The irony is that on Brexit both Boles and CUK oppose the new and resist change. In Boles’s case, this manifests in pushing “Common Market 2.0”, a plan that would see the UK remain in the single market or customs union upon EU departure. For CUK, leaving the EU in any shape or form is beyond the pale. Neither can envisage Britain succeeding using repatriated powers over tariffs, trade deals, employment laws, environmental regulation or much else. Implicitly, it’s as if they consider Britain within the EU as the absolute pinnacle of economic dynamism.
This is yet another example of what I call the “progressive economic paradox”. Politicians who fly under the “progressive” banner are often the groups least able to envisage an economic future dramatically different from the present. On economic policy at least, that makes them often the true conservatives. As a result, the policies they pursue usually amount to a form of dreary managerialism: moving resources or regulating perceived problems as if the economy were in static equilibrium, rather than a dynamic, evolving social system.
Hence, they seek to shoehorn new ventures into existing regulatory structures, obsess about the distribution of income rather than its creation, talk up the “threats” to industries of disruption from abroad or from machines, and worry incessantly about entrenched dominance in markets where successful firms have cannibalised rivals. Even their supposed “novel” ideas, from raising minimum wages further to taxes on wealth, “clamping down” on tech firms through to trying to provide more security to renters, are predicated on government meddling modestly with the world as it is rather than providing the institutional framework for robust economic growth in future.
As Britain leaves the EU, this economic conservatism manifests itself mostly in regard to trade and regulation. Progressives worry about disruption to established supply chains from potential EU tariffs and rules of origin requirements, particularly in the automotive industry. In fact, they lament the risk of the UK government unilaterally removing protection in the event of no deal for manufacturers and farmers too.

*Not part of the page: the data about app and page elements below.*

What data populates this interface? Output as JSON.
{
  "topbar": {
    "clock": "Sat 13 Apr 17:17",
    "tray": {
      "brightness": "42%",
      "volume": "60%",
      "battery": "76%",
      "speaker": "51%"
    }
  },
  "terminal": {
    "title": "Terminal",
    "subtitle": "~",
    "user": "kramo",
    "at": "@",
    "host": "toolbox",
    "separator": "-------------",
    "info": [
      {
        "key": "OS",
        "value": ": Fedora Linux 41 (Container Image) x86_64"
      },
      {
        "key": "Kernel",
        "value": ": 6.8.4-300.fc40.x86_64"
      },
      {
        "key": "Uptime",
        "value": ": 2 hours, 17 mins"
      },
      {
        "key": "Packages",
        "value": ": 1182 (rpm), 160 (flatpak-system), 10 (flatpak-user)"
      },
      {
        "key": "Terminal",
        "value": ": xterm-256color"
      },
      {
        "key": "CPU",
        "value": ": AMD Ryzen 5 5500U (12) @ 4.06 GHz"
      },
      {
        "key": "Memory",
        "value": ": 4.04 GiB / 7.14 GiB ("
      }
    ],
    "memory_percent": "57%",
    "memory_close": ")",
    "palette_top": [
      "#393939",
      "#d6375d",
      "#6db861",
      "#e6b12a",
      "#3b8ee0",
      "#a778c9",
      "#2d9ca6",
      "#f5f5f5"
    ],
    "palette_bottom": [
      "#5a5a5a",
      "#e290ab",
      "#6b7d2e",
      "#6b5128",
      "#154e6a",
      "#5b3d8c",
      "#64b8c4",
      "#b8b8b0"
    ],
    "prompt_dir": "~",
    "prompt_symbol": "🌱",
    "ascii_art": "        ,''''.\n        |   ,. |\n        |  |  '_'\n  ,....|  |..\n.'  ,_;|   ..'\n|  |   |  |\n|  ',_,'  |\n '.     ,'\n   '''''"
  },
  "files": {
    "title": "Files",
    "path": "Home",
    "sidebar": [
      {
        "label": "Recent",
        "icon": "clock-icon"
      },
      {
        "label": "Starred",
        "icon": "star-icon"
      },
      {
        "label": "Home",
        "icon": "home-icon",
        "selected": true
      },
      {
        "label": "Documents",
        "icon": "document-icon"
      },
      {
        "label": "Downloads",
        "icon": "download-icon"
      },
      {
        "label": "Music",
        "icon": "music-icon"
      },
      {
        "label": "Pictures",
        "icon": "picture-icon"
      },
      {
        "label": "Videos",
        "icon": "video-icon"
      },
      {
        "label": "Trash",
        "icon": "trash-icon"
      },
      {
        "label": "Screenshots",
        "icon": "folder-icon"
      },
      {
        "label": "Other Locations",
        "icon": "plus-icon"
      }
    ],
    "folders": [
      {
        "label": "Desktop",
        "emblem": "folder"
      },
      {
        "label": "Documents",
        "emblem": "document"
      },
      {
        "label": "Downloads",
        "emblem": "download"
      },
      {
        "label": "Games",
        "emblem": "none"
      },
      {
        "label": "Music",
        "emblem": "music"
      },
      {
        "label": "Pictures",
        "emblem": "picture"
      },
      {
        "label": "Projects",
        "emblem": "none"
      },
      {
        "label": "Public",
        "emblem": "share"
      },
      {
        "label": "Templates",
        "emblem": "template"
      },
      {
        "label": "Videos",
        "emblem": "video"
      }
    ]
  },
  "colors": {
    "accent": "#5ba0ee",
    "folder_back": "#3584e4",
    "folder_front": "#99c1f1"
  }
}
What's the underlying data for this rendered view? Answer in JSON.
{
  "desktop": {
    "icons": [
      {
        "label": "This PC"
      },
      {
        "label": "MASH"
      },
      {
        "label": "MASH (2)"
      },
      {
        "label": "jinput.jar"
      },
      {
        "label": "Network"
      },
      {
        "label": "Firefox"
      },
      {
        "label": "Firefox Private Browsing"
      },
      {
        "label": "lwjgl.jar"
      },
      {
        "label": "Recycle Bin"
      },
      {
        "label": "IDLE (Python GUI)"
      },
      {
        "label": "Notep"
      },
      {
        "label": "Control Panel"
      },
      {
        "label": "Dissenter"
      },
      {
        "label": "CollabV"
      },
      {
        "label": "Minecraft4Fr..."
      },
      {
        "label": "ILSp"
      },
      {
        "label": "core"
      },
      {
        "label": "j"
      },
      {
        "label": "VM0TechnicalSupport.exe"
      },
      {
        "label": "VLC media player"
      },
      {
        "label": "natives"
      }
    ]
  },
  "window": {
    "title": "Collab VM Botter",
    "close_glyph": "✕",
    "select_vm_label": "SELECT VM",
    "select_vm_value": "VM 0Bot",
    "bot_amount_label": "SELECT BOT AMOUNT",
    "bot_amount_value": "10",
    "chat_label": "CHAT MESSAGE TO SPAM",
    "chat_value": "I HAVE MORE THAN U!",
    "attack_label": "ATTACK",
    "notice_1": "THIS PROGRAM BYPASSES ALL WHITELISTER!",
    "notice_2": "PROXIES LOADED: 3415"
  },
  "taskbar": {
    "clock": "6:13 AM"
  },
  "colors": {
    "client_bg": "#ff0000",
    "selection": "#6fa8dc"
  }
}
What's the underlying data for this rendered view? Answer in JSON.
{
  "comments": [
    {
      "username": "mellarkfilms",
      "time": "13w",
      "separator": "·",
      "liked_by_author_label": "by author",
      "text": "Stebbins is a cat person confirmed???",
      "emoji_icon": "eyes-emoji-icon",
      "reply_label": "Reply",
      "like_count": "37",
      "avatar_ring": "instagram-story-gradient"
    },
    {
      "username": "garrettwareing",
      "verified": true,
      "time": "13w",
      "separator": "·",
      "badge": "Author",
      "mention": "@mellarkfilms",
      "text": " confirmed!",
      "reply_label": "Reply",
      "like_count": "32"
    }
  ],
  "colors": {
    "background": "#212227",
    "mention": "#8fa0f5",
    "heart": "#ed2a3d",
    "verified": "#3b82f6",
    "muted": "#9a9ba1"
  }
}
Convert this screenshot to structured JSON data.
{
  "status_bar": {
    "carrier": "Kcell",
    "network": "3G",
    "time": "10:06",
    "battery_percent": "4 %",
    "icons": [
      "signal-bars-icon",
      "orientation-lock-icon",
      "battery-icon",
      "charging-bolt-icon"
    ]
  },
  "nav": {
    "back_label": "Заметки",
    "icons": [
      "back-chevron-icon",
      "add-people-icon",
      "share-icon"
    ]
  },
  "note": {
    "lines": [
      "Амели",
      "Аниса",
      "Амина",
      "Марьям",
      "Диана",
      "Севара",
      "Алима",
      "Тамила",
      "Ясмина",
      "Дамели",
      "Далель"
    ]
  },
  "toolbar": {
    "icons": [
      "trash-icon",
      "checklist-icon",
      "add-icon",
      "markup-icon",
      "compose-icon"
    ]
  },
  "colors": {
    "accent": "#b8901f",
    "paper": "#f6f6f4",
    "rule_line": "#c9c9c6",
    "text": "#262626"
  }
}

But that means they prize existing large businesses’ success above the opportunities for new businesses, consumers or investors that could be obtained through different policy. They desire clinging to the EU through a customs union, in turn ignoring the rapid shifting global centre of economic gravity eastwards and the opportunities for liberalising new trade deals this brings. They say that there is no appetite for deregulation at the point of Brexit, but ignore that streamlining harmonised regulation at an EU level risks sacrificing an independent pro‐growth approach in future on financial services, artificial intelligence, robotics, driverless cars and other industries we cannot even perceive of today. Yet in truth Brexit is just the tip of the iceberg. Progressives are often the worst at failing to imagine an economy where “creative destruction” overturns today’s leading companies. They lament the disruptive impact of Amazon, Facebook and Google on high street retailers and the viability of the mainstream press, but cannot conceive these firms will one day fall too, just as MySpace, Yahoo, iTunes, Kodak and other apparently dominant companies withered. It’s always as if “this time is different,” necessitating activist government interventions to “make markets work better”.
New forms of work, such as zero hours contracts, are viewed by supposed progressives with suspicion, as is the sharing economy. Rather than consider these contracts or company structures as part of an emergent process that reflects the risks of large fixed costs of employment, or falling platform costs of transacting between buyers and sellers, they instead are seen as vehicles for exploitation or risk. The demands for new regulation of both ensue.
Even the recent revival of price controls (on energy, interest rate caps on payday loans, higher minimum wages and growing support for rent controls) are designed for the here and now. Little thought ever is given to the impact of price ceilings on future incentives for entrepreneurs to develop new energy supply, create jobs or build more profitable rentable accommodation.
No, on economics, self‐styled progressives fulfil the role that American commentator Bill Buckley ascribed to conservatives. They are “standing athwart history, yelling Stop.” Not only do they reject major shifts in Brexit‐related policy. They are often least likely to consider future economic trends in making decisions or the longer‐term trade‐offs of their ideas.
Thankfully for them, the self‐branding as “progressive” is immune from the advertising standards regulation they push on other sectors.